Model documentation: SCOPE

In general, Fraunhofer IEE’s energy system models must be differentiated in their application purpose between the determination of investment decisions and detailed deployment planning.

The SCOPE Path and SCOPE SD model variants enable the determination of installed capacities in future cost-optimized energy sector-spanning scenarios for Europe. They differ in the closed path optimization with lower temporal and spatial resolution and the detailed determination of individual support years.

The SCOPE EM electricity market model enables detailed analyses of pricing on the European electricity markets and grid node-specific analyses in the German transmission grid on the basis of these determined capacities.

The geographical scope of Europe is the EU27 including Great Britain, Norway, Switzerland and excluding Malta and Cyprus.

Figure 1: Spatial resolution of the SCOPE SD model

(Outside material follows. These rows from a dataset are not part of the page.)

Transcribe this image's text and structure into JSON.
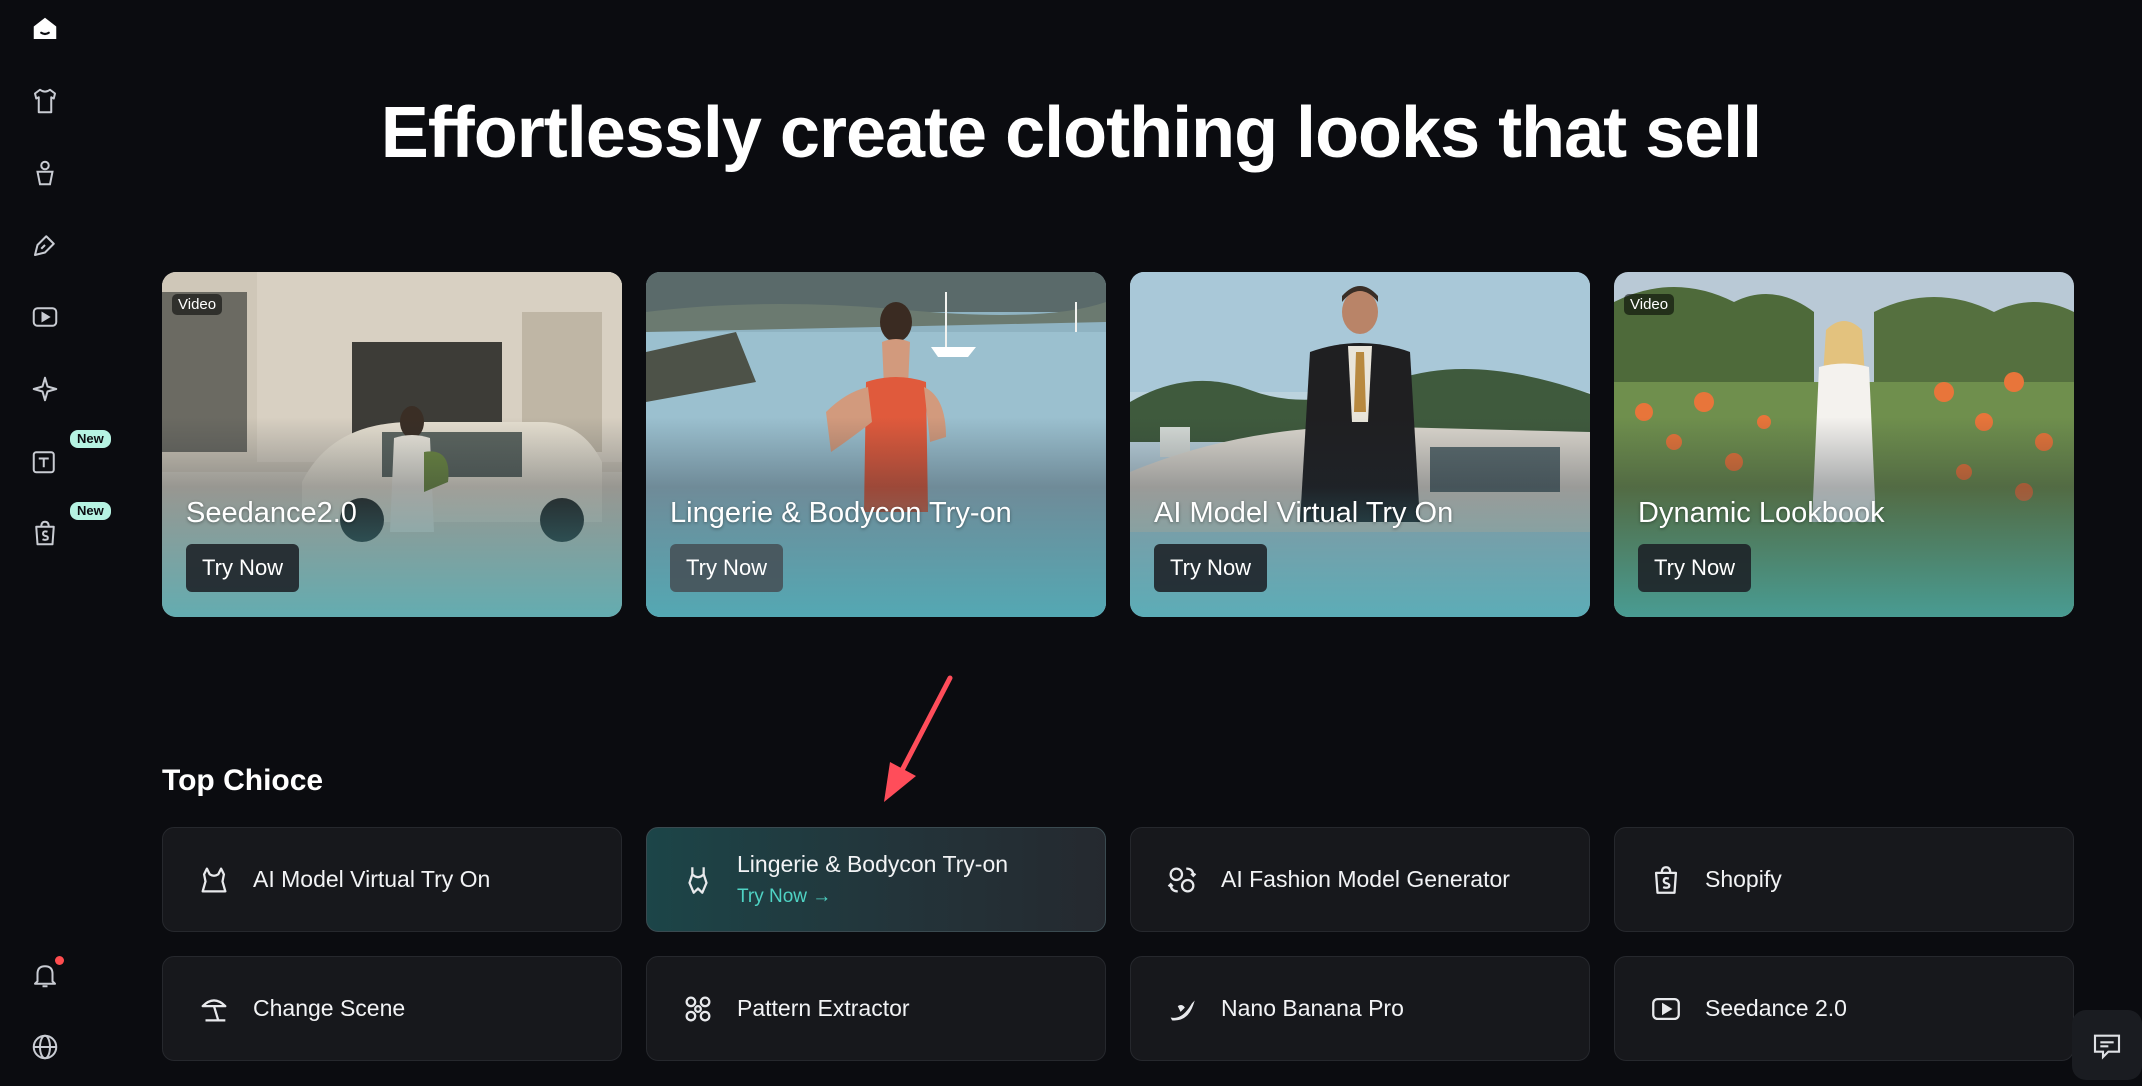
{
  "sidebar": {
    "items": [
      {
        "icon": "home-icon",
        "active": true
      },
      {
        "icon": "shirt-icon"
      },
      {
        "icon": "model-icon"
      },
      {
        "icon": "brush-icon"
      },
      {
        "icon": "video-icon"
      },
      {
        "icon": "sparkle-icon"
      },
      {
        "icon": "text-add-icon",
        "badge": "New"
      },
      {
        "icon": "shopify-bag-icon",
        "badge": "New"
      }
    ],
    "bottom": [
      {
        "icon": "bell-icon",
        "has_dot": true
      },
      {
        "icon": "globe-icon"
      }
    ]
  },
  "headline": "Effortlessly create clothing looks that sell",
  "feature_cards": [
    {
      "tag": "Video",
      "title": "Seedance2.0",
      "button": "Try Now"
    },
    {
      "tag": "",
      "title": "Lingerie & Bodycon Try-on",
      "button": "Try Now"
    },
    {
      "tag": "",
      "title": "AI Model Virtual Try On",
      "button": "Try Now"
    },
    {
      "tag": "Video",
      "title": "Dynamic Lookbook",
      "button": "Try Now"
    }
  ],
  "top_choice": {
    "title": "Top Chioce",
    "items": [
      {
        "label": "AI Model Virtual Try On",
        "icon": "tryon-icon"
      },
      {
        "label": "Lingerie & Bodycon Try-on",
        "icon": "bodysuit-icon",
        "sub": "Try Now →",
        "active": true
      },
      {
        "label": "AI Fashion Model Generator",
        "icon": "face-swap-icon"
      },
      {
        "label": "Shopify",
        "icon": "shopify-icon"
      },
      {
        "label": "Change Scene",
        "icon": "scene-icon"
      },
      {
        "label": "Pattern Extractor",
        "icon": "pattern-icon"
      },
      {
        "label": "Nano Banana Pro",
        "icon": "banana-icon"
      },
      {
        "label": "Seedance 2.0",
        "icon": "play-icon"
      }
    ]
  },
  "colors": {
    "background": "#0b0c10",
    "accent": "#4fd3c4",
    "tile": "#17181c",
    "annotation_arrow": "#ff4d5a"
  }
}
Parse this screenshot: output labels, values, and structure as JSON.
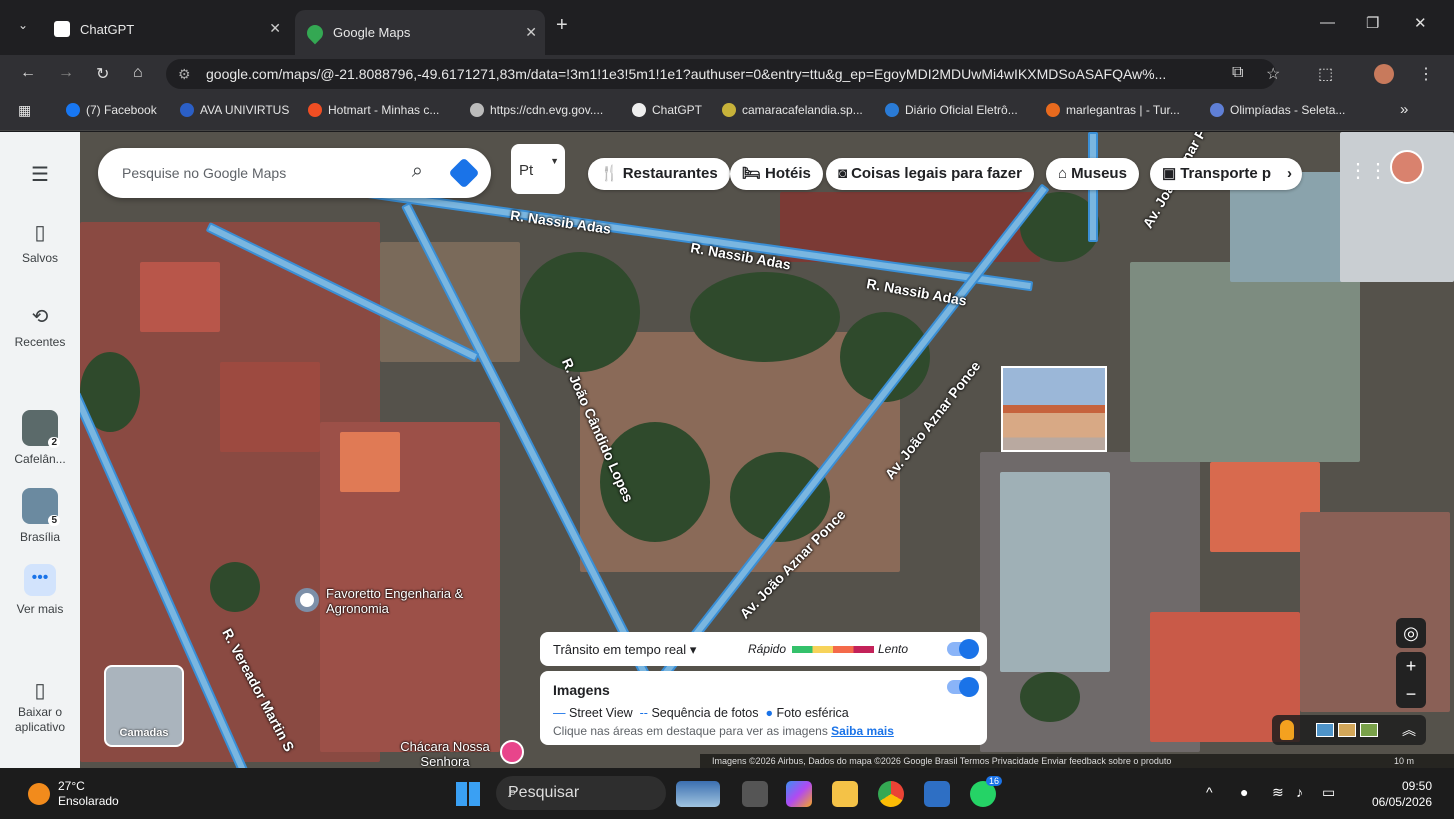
{
  "browser": {
    "tabs": [
      {
        "title": "ChatGPT"
      },
      {
        "title": "Google Maps"
      }
    ],
    "url": "google.com/maps/@-21.8088796,-49.6171271,83m/data=!3m1!1e3!5m1!1e1?authuser=0&entry=ttu&g_ep=EgoyMDI2MDUwMi4wIKXMDSoASAFQAw%...",
    "bookmarks": [
      "(7) Facebook",
      "AVA UNIVIRTUS",
      "Hotmart - Minhas c...",
      "https://cdn.evg.gov....",
      "ChatGPT",
      "camaracafelandia.sp...",
      "Diário Oficial Eletrô...",
      "marlegantras | - Tur...",
      "Olimpíadas - Seleta..."
    ]
  },
  "sidebar": {
    "saved": "Salvos",
    "recent": "Recentes",
    "recent_items": [
      {
        "label": "Cafelân...",
        "badge": "2"
      },
      {
        "label": "Brasília",
        "badge": "5"
      }
    ],
    "more": "Ver mais",
    "download": "Baixar o aplicativo"
  },
  "search": {
    "placeholder": "Pesquise no Google Maps",
    "lang_btn": "Pt"
  },
  "chips": [
    "Restaurantes",
    "Hotéis",
    "Coisas legais para fazer",
    "Museus",
    "Transporte p"
  ],
  "map": {
    "streets": [
      "R. Nassib Adas",
      "R. Nassib Adas",
      "R. Nassib Adas",
      "R. João Cândido Lopes",
      "Av. João Aznar Ponce",
      "Av. João Aznar Ponce",
      "Av. João Aznar Ponce",
      "R. Vereador Martin S"
    ],
    "places": {
      "favoretto": "Favoretto Engenharia & Agronomia",
      "chacara": "Chácara Nossa Senhora Aparecida"
    },
    "layers_label": "Camadas"
  },
  "traffic": {
    "label": "Trânsito em tempo real",
    "fast": "Rápido",
    "slow": "Lento"
  },
  "images": {
    "title": "Imagens",
    "street_view": "Street View",
    "photo_sequence": "Sequência de fotos",
    "sphere": "Foto esférica",
    "hint": "Clique nas áreas em destaque para ver as imagens",
    "learn_more": "Saiba mais"
  },
  "footer": {
    "text": "Imagens ©2026 Airbus, Dados do mapa ©2026 Google   Brasil   Termos   Privacidade   Enviar feedback sobre o produto",
    "scale": "10 m"
  },
  "taskbar": {
    "temp": "27°C",
    "weather": "Ensolarado",
    "search": "Pesquisar",
    "whatsapp_badge": "16",
    "time": "09:50",
    "date": "06/05/2026"
  },
  "colors": {
    "accent": "#1a73e8",
    "road": "#7ab6e0",
    "road_border": "#3a8fd6"
  }
}
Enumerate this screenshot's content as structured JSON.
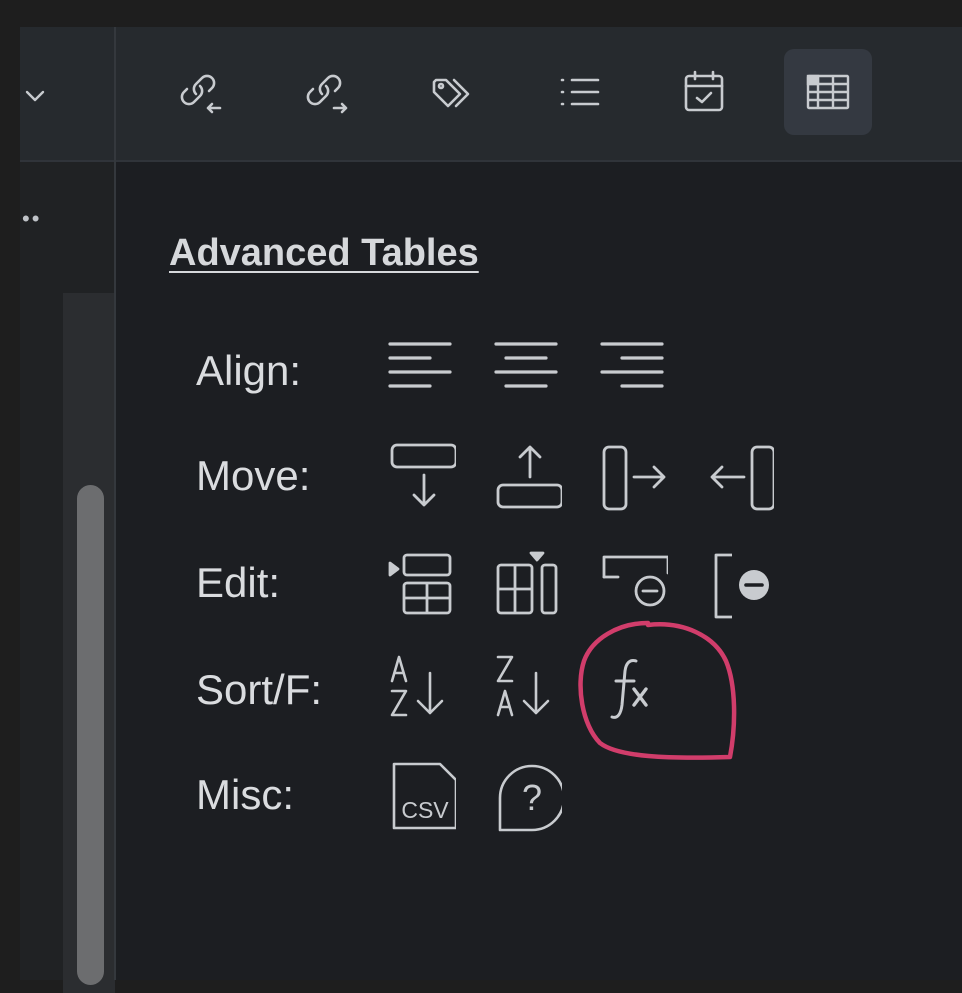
{
  "toolbar": {
    "buttons": [
      {
        "icon": "backlink-in-icon",
        "active": false
      },
      {
        "icon": "outgoing-link-icon",
        "active": false
      },
      {
        "icon": "tags-icon",
        "active": false
      },
      {
        "icon": "outline-list-icon",
        "active": false
      },
      {
        "icon": "calendar-check-icon",
        "active": false
      },
      {
        "icon": "table-icon",
        "active": true
      }
    ]
  },
  "left_pane": {
    "chevron_icon": "chevron-down-icon",
    "more_icon": "ellipsis-icon"
  },
  "panel": {
    "title": "Advanced Tables",
    "rows": [
      {
        "label": "Align:",
        "actions": [
          "align-left-icon",
          "align-center-icon",
          "align-right-icon"
        ]
      },
      {
        "label": "Move:",
        "actions": [
          "move-row-down-icon",
          "move-row-up-icon",
          "move-column-right-icon",
          "move-column-left-icon"
        ]
      },
      {
        "label": "Edit:",
        "actions": [
          "insert-row-icon",
          "insert-column-icon",
          "delete-row-icon",
          "delete-column-icon"
        ]
      },
      {
        "label": "Sort/F:",
        "actions": [
          "sort-az-icon",
          "sort-za-icon",
          "formula-icon"
        ]
      },
      {
        "label": "Misc:",
        "actions": [
          "export-csv-icon",
          "help-icon"
        ]
      }
    ],
    "csv_text": "CSV"
  },
  "colors": {
    "background": "#1c1e22",
    "toolbar": "#262a2e",
    "active_button": "#343941",
    "icon": "#c8cbcf",
    "text": "#dadcdf",
    "annotation": "#d13d6b"
  },
  "annotation": {
    "shape": "hand-drawn circle",
    "target": "formula-icon",
    "color": "#d13d6b"
  }
}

Within Germany, possible divisions into market areas (zones) can be taken into account. The regional resolution of the market results in Germany then refers downstream to individual grid nodes.

Figure 2: Schematic representation of the transmission grid with selection of critical grid elements; using the year 2030 as an example (source Fraunhofer IEE); in the 3-zone variant based on https://www.acer.europa.eu/Individual%20Decisions_annex/ACER%20Decision%2011-2022%20on%20alternative%20BZ%20configurations%20-%20Annex%20I.pdf

Energy supply

The SCOPE Path and SCOPE SD energy system model makes expansion decisions in the areas of electricity supply, district heating supply and industrial process heat supply (hot water and steam). Optionally, the expansion decisions in the building heating supply and road transport can also be optimized. This is an annual plan with perfect foresight. A linear optimization problem is set up, which is solved by the commercial solver Gurobi.

The SCOPE-EM electricity market model optimizes the use of systems to meet electricity demand, reserve balancing power and cover demand for heat and transport. In order to carry out modeling based on the processes on the electricity market, the hours of the year are run through using rolling planning. This means that a period of 48 hours, for example, is optimized, which is then shifted forward 24 hours for the next optimization step. Storage levels as well as shutdown and start-up times of power plants are transferred to the next optimization step. A mixed integer linear optimization problem is set up, which is solved by the commercial solver Gurobi. The SCOPE-EM model itself is implemented in Matlab.

The basis for this is high-resolution spatial data and time series. In the area of renewable electricity generation potential and demand, this is covered at Fraunhofer IEE by the energyANTS simulation model.

Depending on scenarios, economic boundary conditions can be specified indirectly via exogenous demand developments.

Energy Demand

The input data for the energy system and electricity market models are shown in the following diagram.

Industry

Demand trends and potential targets are taken exogenously from bottom-up simulations and published studies. Industrial process heat in the area of hot water and steam is optimally covered endogenously. Furnaces and material use are specified.

Buildings

Optionally, demand trends and potential targets can be taken from bottom-up simulations and published studies or be determined for Germany using the AgentHomeID building stock model.

Transport

Alternatively, demand trends and potential targets can be taken from bottom-up simulations and published studies or determined for Germany using the AgentCarD vehicle stock model.

Flexibility (storage, DSM, grids)

Flexibilities in the electricity, heating and transport sectors are differentiated between seasonal and short-term and mapped using validated aggregation models.

Policy instruments and measures

Political boundary conditions can be evaluated by means of potential limits, electricity cost components, financing costs, etc. in terms of their impact on investment decisions and plant deployment in the electricity market.